Less than an hour after Mississippi Senator Roger Wicker won the vote to chair the National Republican Senatorial Campaign Committee, he announced that Senator Harry Reid would be their “big target” for 2016.
Senator Wicker took the position, beating out Senator Dean Heller of Nevada.
Speaking to Newsmax shortly after the vote, Senator Wicker said Republicans were looking to pick up more seats, including Senator Reid’s.
Senator Wicker is convinced that the senatorial victories achieved on November 4th can be built upon in the 2016 campaign. “Absolutely. We can pick up a couple of seats, and Nevada is certainly one of them. We definitely see an opportunity to win the seat we should have won in 2010,” he said.

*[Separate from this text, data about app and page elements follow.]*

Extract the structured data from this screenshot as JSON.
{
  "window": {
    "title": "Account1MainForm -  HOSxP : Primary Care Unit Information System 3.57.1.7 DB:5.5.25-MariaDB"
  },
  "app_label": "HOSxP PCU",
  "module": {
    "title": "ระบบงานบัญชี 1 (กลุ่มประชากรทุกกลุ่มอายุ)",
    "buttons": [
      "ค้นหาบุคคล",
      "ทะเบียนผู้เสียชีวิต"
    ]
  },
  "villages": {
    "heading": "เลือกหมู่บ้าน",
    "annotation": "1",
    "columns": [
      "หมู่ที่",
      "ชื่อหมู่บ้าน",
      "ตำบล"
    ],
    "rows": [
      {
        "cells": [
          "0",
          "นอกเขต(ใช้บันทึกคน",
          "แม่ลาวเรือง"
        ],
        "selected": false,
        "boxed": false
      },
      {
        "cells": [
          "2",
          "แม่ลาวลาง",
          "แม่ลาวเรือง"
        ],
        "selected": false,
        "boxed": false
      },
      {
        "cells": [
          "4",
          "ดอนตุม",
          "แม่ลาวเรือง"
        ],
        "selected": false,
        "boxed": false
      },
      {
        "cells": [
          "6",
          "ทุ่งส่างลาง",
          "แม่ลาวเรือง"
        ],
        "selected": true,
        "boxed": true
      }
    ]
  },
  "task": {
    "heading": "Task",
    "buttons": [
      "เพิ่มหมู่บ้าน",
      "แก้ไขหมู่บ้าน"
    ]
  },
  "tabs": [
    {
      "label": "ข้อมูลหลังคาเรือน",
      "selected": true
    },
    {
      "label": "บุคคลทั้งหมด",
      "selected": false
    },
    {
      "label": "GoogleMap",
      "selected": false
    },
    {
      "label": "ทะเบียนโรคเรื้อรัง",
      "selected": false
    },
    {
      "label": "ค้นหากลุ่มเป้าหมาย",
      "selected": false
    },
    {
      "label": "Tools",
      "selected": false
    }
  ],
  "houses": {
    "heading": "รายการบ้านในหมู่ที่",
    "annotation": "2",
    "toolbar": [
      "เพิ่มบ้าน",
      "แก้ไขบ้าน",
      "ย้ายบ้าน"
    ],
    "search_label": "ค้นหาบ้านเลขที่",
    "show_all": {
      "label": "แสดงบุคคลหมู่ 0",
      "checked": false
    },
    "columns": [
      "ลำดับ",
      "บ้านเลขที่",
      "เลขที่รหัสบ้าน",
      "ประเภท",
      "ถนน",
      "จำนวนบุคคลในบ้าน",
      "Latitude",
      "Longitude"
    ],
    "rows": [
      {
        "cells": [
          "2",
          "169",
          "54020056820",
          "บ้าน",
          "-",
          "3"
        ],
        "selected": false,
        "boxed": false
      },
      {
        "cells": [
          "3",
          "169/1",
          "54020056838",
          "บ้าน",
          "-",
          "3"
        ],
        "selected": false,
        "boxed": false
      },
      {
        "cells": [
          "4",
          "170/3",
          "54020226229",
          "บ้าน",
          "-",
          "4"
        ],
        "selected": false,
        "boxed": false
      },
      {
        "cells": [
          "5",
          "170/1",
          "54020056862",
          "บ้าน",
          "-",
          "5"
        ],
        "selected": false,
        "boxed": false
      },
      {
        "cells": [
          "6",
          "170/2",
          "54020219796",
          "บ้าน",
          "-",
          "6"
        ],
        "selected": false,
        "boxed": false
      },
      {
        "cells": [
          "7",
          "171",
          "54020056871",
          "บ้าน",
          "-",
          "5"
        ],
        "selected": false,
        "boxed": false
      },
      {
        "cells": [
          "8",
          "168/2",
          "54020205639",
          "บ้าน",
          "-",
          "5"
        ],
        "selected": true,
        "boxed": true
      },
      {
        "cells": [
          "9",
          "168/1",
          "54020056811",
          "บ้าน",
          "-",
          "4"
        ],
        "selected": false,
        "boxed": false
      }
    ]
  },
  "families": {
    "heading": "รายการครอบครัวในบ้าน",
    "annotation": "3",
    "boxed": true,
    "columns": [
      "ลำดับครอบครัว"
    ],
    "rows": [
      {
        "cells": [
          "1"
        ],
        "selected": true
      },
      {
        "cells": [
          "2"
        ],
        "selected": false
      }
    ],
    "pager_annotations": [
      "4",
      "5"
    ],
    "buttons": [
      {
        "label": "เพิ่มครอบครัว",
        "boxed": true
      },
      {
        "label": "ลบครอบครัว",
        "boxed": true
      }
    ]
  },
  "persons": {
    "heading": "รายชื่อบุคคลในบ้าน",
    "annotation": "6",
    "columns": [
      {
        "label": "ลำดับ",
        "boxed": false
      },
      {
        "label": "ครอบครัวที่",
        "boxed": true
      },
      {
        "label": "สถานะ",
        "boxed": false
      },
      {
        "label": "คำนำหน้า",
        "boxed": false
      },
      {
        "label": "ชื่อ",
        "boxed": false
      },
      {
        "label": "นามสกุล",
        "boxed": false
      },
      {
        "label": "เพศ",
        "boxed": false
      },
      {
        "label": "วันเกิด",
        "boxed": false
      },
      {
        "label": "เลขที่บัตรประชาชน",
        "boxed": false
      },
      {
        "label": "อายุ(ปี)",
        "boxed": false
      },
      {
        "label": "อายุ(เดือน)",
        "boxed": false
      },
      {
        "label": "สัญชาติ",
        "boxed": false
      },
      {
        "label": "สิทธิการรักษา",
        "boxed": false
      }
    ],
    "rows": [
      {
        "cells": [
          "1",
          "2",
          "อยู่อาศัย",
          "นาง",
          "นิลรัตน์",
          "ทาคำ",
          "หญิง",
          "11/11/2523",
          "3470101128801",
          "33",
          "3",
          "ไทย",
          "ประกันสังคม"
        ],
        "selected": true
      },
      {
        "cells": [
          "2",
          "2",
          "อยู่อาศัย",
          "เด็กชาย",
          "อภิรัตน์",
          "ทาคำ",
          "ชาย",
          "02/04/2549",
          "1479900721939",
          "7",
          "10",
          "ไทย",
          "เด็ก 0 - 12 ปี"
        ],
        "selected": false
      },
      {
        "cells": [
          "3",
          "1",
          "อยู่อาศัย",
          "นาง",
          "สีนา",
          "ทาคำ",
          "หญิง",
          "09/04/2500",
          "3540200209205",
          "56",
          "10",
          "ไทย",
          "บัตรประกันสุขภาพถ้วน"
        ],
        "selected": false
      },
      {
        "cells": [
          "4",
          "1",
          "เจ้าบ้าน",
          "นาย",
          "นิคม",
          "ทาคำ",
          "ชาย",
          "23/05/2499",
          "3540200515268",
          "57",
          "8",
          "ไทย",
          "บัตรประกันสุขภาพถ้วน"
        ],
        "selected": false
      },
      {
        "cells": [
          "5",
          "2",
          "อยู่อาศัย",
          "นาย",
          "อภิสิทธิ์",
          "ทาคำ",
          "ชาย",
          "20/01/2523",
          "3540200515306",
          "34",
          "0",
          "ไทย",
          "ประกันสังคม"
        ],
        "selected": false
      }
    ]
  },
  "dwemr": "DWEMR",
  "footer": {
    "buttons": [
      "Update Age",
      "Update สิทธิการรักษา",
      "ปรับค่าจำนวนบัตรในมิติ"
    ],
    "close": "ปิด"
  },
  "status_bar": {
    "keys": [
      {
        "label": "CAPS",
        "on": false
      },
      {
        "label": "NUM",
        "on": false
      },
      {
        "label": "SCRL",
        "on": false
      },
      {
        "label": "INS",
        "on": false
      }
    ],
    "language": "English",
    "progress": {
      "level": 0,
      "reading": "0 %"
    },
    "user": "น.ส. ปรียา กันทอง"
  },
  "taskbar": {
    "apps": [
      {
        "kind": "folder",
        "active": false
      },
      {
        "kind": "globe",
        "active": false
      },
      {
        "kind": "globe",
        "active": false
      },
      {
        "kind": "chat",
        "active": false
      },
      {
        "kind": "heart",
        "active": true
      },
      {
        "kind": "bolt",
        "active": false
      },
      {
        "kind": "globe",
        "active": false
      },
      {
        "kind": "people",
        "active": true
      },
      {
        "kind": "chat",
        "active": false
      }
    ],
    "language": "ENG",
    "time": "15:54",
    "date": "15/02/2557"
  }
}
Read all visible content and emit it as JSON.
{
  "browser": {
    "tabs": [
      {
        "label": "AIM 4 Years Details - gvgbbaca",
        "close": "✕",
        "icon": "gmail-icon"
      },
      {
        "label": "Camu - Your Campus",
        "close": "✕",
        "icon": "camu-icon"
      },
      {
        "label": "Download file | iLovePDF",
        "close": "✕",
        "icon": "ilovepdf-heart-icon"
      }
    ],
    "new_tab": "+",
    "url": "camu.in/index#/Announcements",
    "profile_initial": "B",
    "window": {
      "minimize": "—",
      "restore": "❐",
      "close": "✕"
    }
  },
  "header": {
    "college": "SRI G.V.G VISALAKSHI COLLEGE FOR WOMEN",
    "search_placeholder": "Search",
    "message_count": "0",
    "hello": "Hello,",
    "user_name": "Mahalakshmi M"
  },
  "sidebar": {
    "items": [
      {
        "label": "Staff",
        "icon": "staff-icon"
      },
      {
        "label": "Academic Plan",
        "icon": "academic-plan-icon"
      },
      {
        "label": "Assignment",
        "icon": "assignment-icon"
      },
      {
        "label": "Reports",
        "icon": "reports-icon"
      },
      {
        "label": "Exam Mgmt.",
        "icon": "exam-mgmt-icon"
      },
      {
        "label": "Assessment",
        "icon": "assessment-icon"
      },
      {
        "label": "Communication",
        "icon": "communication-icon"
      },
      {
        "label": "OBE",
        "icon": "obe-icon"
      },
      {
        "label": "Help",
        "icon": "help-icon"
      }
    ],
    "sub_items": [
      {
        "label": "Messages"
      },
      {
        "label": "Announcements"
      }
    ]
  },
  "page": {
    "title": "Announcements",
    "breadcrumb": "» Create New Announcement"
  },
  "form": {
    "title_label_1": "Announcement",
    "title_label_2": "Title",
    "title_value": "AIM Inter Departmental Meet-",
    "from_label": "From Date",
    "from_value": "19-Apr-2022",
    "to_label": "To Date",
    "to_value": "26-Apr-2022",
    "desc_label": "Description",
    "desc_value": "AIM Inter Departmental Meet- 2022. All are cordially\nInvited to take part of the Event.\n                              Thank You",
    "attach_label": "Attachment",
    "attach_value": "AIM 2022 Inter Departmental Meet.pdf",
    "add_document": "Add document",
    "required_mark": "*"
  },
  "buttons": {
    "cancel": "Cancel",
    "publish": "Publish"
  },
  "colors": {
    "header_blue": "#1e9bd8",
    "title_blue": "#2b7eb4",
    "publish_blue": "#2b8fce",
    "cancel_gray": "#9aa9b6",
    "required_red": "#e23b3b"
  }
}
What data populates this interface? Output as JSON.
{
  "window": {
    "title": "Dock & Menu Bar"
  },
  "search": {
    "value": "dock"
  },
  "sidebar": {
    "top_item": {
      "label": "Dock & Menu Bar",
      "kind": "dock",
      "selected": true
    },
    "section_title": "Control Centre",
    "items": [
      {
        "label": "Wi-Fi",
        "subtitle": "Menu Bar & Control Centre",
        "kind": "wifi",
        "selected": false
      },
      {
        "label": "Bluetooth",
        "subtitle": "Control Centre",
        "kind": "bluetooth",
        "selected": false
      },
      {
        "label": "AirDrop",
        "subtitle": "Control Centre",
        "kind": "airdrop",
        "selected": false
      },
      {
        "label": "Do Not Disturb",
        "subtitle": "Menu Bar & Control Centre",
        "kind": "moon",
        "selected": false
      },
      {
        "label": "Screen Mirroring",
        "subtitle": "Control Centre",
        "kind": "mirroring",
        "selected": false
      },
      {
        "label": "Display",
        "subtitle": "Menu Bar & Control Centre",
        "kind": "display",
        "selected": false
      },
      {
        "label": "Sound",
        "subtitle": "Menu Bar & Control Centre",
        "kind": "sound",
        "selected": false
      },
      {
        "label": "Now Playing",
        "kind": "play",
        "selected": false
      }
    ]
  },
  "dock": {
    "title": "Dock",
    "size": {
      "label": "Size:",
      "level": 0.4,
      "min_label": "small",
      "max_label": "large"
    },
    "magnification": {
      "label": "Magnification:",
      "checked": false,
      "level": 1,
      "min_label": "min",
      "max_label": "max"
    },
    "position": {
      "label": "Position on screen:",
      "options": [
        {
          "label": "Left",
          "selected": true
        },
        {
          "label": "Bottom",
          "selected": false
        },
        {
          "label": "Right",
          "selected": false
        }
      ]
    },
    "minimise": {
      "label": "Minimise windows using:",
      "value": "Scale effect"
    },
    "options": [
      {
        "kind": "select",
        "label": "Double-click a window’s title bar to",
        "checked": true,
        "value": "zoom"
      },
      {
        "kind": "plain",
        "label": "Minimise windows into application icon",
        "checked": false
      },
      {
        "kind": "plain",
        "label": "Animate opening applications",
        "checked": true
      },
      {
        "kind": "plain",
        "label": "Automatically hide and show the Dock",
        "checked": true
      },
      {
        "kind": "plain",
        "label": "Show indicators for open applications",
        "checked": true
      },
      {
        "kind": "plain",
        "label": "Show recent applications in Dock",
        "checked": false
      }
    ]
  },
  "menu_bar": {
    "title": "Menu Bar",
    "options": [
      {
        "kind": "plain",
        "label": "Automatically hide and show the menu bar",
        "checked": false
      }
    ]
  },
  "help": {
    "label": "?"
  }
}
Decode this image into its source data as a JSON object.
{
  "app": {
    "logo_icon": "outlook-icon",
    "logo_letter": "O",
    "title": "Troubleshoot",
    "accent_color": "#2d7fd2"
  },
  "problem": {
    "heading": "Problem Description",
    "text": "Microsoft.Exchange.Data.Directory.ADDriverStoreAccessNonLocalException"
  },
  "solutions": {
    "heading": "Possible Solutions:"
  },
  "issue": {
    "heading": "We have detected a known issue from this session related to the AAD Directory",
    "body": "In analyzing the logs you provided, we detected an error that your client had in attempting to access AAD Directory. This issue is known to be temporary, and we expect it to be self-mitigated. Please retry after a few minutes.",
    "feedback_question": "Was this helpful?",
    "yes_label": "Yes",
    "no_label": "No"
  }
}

In 2010, Harry Reid held his seat in a narrow victory over poorly vetted Sharron Angle, the awkward Tea Party nominee Republicans backed to run against Reid. Angle made a number of awkward remarks and those, coupled with her weak campaigning style handed Reid a victory that that he should not have had.
This time Republicans are seriously determined not to allow that to happen again, and they are working on choosing a solid candidate to run against the much-despised Reid in 2016. Nevada Governor Brian Sandoval appears to be the frontrunner, since he won re-election earlier this month, when Republicans swept the statewide races across the country.
Reid isn’t the only Republican target for 2016. Among other Democrats, Senator Pat Toomey, running for re-election in Pennsylvania is vulnerable.
Speaking about republican vulnerabilities at the next election, Wicker said, “Look, the roles are reversed between Democrats and Republicans from 2010 to 2016, we have got to defend 24 seats and just go down the list and you’ll find a number of them are in blue or purple states. A number of our senators are vulnerable, but I think they can be re-elected.”
First elected to the U.S. House of Representatives in 1995, in 2007, Wicker was appointed to the Senate to fill a vacancy by close friend and then-Republican Gov. Haley Barbour. Prior to that, Wicker served in the Mississippi State Senate from 1988 to 1994. He is also on the Board of Advisors for the Global Panel Foundation, an NGO that works behind the scenes in crisis areas around the world.